Entries from a dataset of interfaces
+++
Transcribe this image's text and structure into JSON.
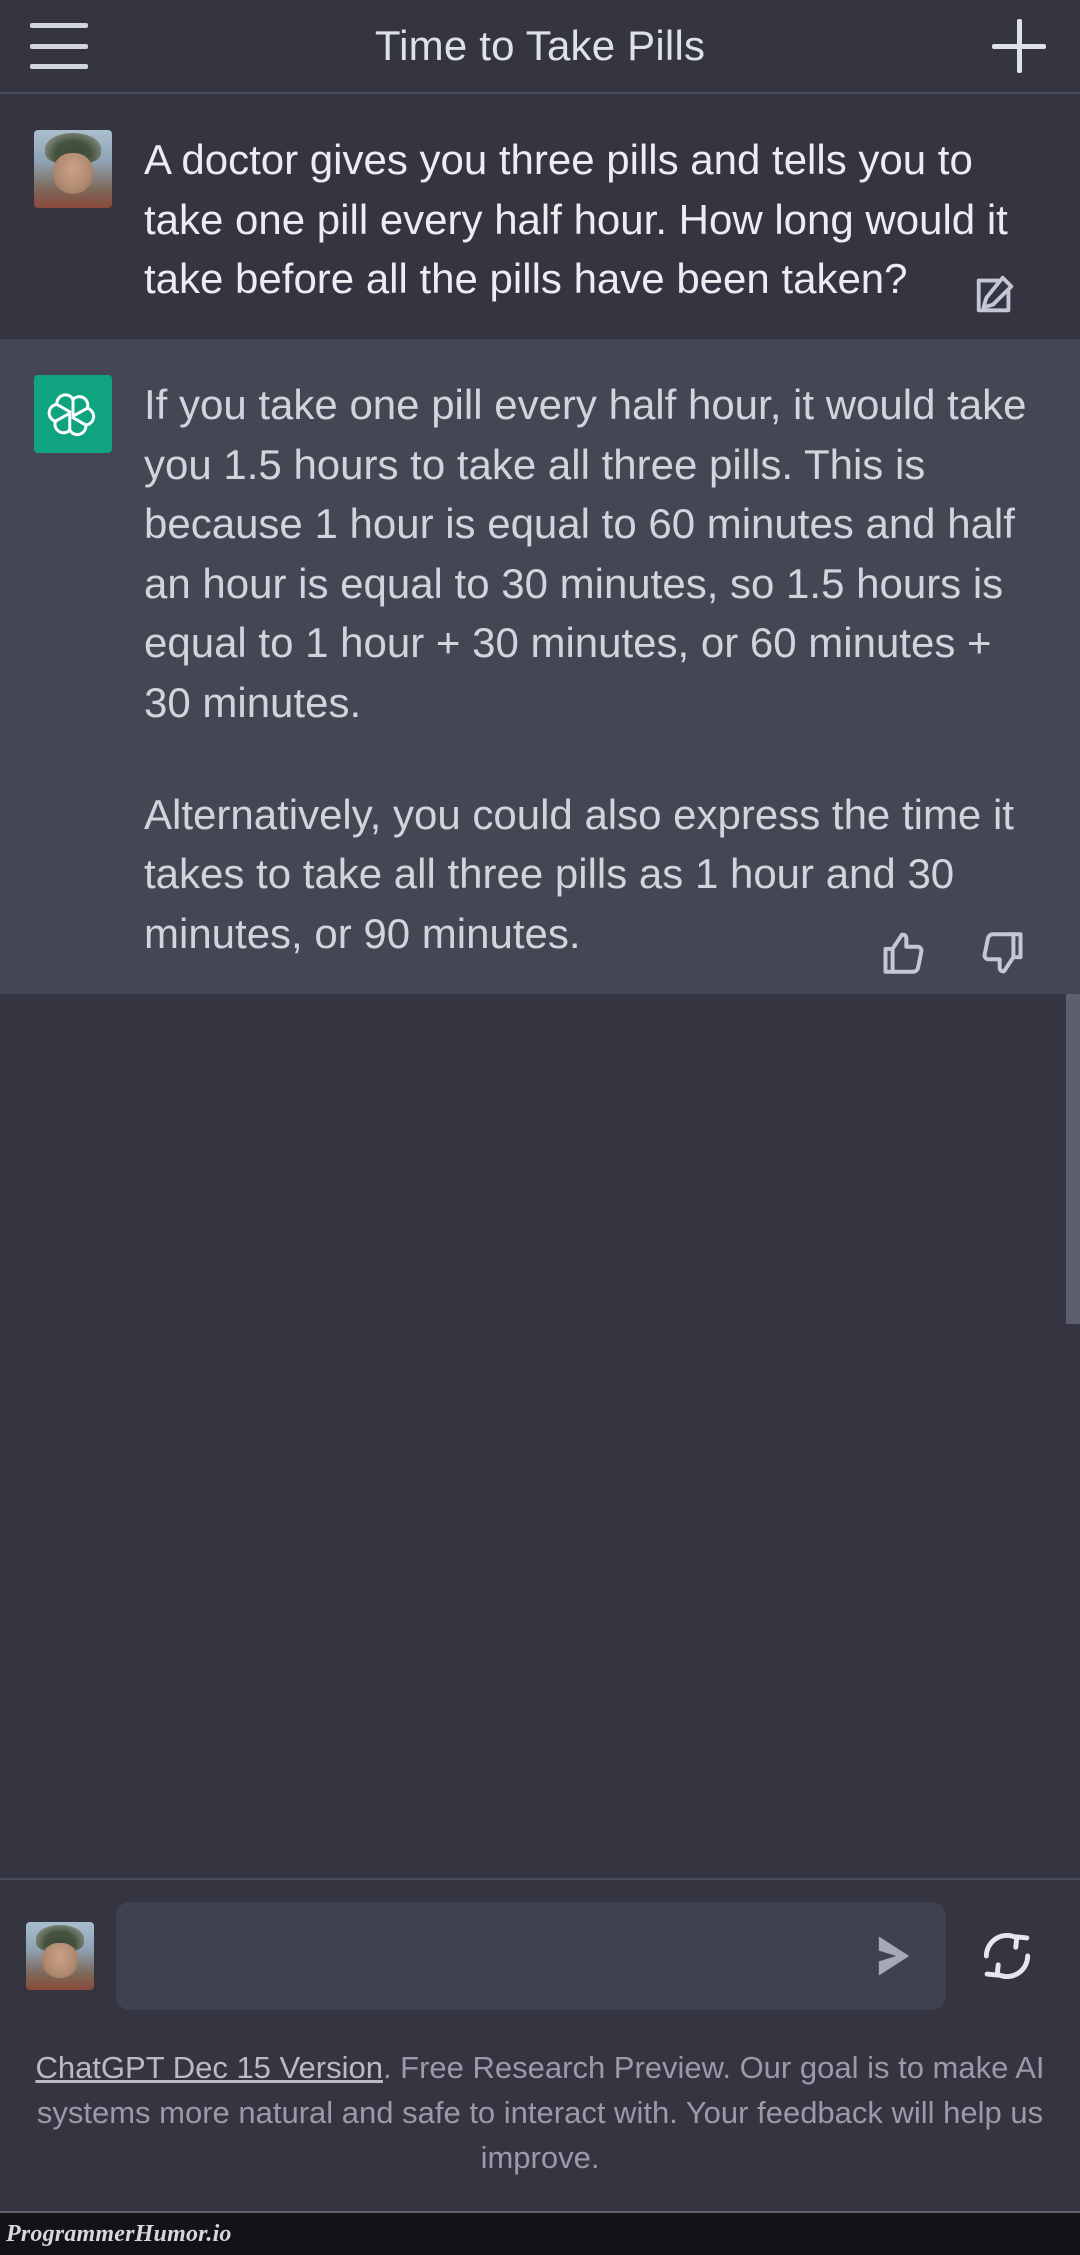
{
  "header": {
    "title": "Time to Take Pills",
    "menu_icon": "hamburger-menu-icon",
    "new_chat_icon": "plus-icon"
  },
  "conversation": [
    {
      "role": "user",
      "avatar": "user-avatar-photo",
      "paragraphs": [
        "A doctor gives you three pills and tells you to take one pill every half hour. How long would it take before all the pills have been taken?"
      ],
      "action_icon": "edit-message-icon"
    },
    {
      "role": "assistant",
      "avatar": "chatgpt-logo-icon",
      "paragraphs": [
        "If you take one pill every half hour, it would take you 1.5 hours to take all three pills. This is because 1 hour is equal to 60 minutes and half an hour is equal to 30 minutes, so 1.5 hours is equal to 1 hour + 30 minutes, or 60 minutes + 30 minutes.",
        "Alternatively, you could also express the time it takes to take all three pills as 1 hour and 30 minutes, or 90 minutes."
      ],
      "feedback": {
        "thumbs_up_icon": "thumbs-up-icon",
        "thumbs_down_icon": "thumbs-down-icon"
      }
    }
  ],
  "composer": {
    "avatar": "user-avatar-photo",
    "input_value": "",
    "input_placeholder": "",
    "send_icon": "send-arrow-icon",
    "regenerate_icon": "regenerate-refresh-icon"
  },
  "footer": {
    "version_link": "ChatGPT Dec 15 Version",
    "disclaimer": ". Free Research Preview. Our goal is to make AI systems more natural and safe to interact with. Your feedback will help us improve."
  },
  "watermark": {
    "text": "ProgrammerHumor.io"
  },
  "colors": {
    "header_bg": "#353541",
    "user_bg": "#353541",
    "assistant_bg": "#444654",
    "brand_green": "#10a37f",
    "text_primary": "#ececf1",
    "text_secondary": "#d1d5db",
    "text_muted": "#9a9aa8"
  }
}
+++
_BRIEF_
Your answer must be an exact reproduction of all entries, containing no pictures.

_TASK RESULT_
Transcribe this image's text and structure into JSON.
{
  "header": {
    "title": "Time to Take Pills",
    "menu_icon": "hamburger-menu-icon",
    "new_chat_icon": "plus-icon"
  },
  "conversation": [
    {
      "role": "user",
      "avatar": "user-avatar-photo",
      "paragraphs": [
        "A doctor gives you three pills and tells you to take one pill every half hour. How long would it take before all the pills have been taken?"
      ],
      "action_icon": "edit-message-icon"
    },
    {
      "role": "assistant",
      "avatar": "chatgpt-logo-icon",
      "paragraphs": [
        "If you take one pill every half hour, it would take you 1.5 hours to take all three pills. This is because 1 hour is equal to 60 minutes and half an hour is equal to 30 minutes, so 1.5 hours is equal to 1 hour + 30 minutes, or 60 minutes + 30 minutes.",
        "Alternatively, you could also express the time it takes to take all three pills as 1 hour and 30 minutes, or 90 minutes."
      ],
      "feedback": {
        "thumbs_up_icon": "thumbs-up-icon",
        "thumbs_down_icon": "thumbs-down-icon"
      }
    }
  ],
  "composer": {
    "avatar": "user-avatar-photo",
    "input_value": "",
    "input_placeholder": "",
    "send_icon": "send-arrow-icon",
    "regenerate_icon": "regenerate-refresh-icon"
  },
  "footer": {
    "version_link": "ChatGPT Dec 15 Version",
    "disclaimer": ". Free Research Preview. Our goal is to make AI systems more natural and safe to interact with. Your feedback will help us improve."
  },
  "watermark": {
    "text": "ProgrammerHumor.io"
  },
  "colors": {
    "header_bg": "#353541",
    "user_bg": "#353541",
    "assistant_bg": "#444654",
    "brand_green": "#10a37f",
    "text_primary": "#ececf1",
    "text_secondary": "#d1d5db",
    "text_muted": "#9a9aa8"
  }
}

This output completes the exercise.